“After several hours, I finally caught a Greyhound bus. When I got to the Greyhound depot in downtown Los Angeles, I called the only people I could get in touch with. These were [my sister’s in-laws] the wonderful Wall family, Bill’s dad and mother. It was about 8 p.m. or later.
“Mr. Wall drove downtown and picked me up while Mrs. Wall made up some of their Christmas ham dinner. That ham dinner late on Christmas night really was a great and memorable Christmas repast. The next day Mr. Wall took me down to Fort McArthur where I got my final checkout. Since all my leaves during the four years in the Army were canceled before I received much time off, I received almost 4 months of leave time, and actually was paid until April, 1946. “I even got the use of free mail.... I guess I wrote at least one letter per day in Marseilles while waiting for my ‘ship to come in.’
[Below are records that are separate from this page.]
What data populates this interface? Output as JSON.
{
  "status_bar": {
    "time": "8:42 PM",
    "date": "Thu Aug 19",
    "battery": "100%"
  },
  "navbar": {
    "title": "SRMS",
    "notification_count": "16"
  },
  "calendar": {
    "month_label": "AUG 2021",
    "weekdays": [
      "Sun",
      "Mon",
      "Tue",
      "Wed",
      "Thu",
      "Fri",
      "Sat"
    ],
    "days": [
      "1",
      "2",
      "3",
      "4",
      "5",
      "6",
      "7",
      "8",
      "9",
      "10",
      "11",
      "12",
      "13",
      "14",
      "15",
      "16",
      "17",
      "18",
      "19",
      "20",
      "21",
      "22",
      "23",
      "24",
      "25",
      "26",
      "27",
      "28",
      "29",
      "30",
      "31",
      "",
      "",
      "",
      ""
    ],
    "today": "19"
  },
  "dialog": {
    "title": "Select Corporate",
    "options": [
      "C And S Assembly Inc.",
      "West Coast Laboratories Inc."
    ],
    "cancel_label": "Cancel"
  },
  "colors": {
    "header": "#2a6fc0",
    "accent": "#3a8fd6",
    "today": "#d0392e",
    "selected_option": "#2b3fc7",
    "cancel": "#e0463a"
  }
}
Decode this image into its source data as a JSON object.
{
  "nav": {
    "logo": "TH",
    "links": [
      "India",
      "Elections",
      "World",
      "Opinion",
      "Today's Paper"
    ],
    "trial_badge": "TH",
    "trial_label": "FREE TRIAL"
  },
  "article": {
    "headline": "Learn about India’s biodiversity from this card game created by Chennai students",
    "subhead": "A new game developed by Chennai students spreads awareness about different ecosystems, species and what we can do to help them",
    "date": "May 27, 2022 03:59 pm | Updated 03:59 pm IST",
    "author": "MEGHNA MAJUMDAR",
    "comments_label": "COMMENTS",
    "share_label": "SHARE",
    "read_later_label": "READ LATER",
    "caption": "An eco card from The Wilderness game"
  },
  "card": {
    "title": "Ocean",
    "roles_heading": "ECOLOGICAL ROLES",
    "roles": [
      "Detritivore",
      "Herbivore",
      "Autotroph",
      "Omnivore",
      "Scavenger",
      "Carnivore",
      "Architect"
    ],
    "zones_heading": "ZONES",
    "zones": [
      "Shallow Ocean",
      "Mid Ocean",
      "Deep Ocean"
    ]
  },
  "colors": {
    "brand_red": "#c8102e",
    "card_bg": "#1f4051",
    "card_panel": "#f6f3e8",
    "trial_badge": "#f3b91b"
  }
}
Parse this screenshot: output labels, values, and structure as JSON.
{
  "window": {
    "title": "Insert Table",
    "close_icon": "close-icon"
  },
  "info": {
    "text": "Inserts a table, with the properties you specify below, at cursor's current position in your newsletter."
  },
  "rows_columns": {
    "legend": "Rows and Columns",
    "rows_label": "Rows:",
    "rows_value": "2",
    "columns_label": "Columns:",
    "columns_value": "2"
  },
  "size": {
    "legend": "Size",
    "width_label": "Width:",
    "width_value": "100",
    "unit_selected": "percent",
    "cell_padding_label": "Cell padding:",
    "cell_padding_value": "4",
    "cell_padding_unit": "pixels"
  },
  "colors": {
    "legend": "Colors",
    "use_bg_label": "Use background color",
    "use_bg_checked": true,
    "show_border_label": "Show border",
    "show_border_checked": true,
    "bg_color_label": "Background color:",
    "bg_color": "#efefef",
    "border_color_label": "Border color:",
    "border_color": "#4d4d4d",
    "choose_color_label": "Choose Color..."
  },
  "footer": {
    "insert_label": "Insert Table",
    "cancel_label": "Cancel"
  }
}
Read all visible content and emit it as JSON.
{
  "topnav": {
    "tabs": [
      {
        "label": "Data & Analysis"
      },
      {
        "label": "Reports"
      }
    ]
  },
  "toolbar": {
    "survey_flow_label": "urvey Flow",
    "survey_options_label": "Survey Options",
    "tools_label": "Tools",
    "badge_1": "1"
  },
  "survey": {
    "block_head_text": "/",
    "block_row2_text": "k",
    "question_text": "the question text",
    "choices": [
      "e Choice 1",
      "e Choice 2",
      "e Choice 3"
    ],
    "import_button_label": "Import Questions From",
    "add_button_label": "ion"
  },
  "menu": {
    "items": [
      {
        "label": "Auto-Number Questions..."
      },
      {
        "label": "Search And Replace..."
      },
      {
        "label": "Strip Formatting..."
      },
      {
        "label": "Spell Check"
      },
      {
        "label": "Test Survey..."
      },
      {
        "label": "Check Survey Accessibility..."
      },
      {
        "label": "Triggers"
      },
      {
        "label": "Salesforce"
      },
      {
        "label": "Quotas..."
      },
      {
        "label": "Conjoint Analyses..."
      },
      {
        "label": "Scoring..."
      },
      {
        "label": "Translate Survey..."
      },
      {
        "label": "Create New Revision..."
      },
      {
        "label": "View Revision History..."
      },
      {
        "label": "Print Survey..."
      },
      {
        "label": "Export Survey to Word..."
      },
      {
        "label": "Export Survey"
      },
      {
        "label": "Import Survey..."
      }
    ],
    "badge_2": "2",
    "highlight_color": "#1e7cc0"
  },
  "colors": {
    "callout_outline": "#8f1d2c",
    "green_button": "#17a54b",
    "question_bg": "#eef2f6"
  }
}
“Finally, however, I was back in California. Telephone calls to Carol in Portland, Oregon were made. We agreed that we would meet together for New Year's Eve at the Top of the Mark in San Francisco, two instead of one year after the originally intended date. It was a very special day and although I don't recall many of the events, I do remember buying her a beautiful gardenia corsage.
“Carol had come down to the peninsula, and took a nursing job at Mills Memorial Hospital in San Mateo. Many a trip I made to San Mateo courting her. In those days, hotel accommodations were scarce. I managed to get a room always at the famous old downtown hotel in San Mateo. However, my accommodations sometimes consisted of a roll-away bed in a fire escape corridor. It sure beat nothing.”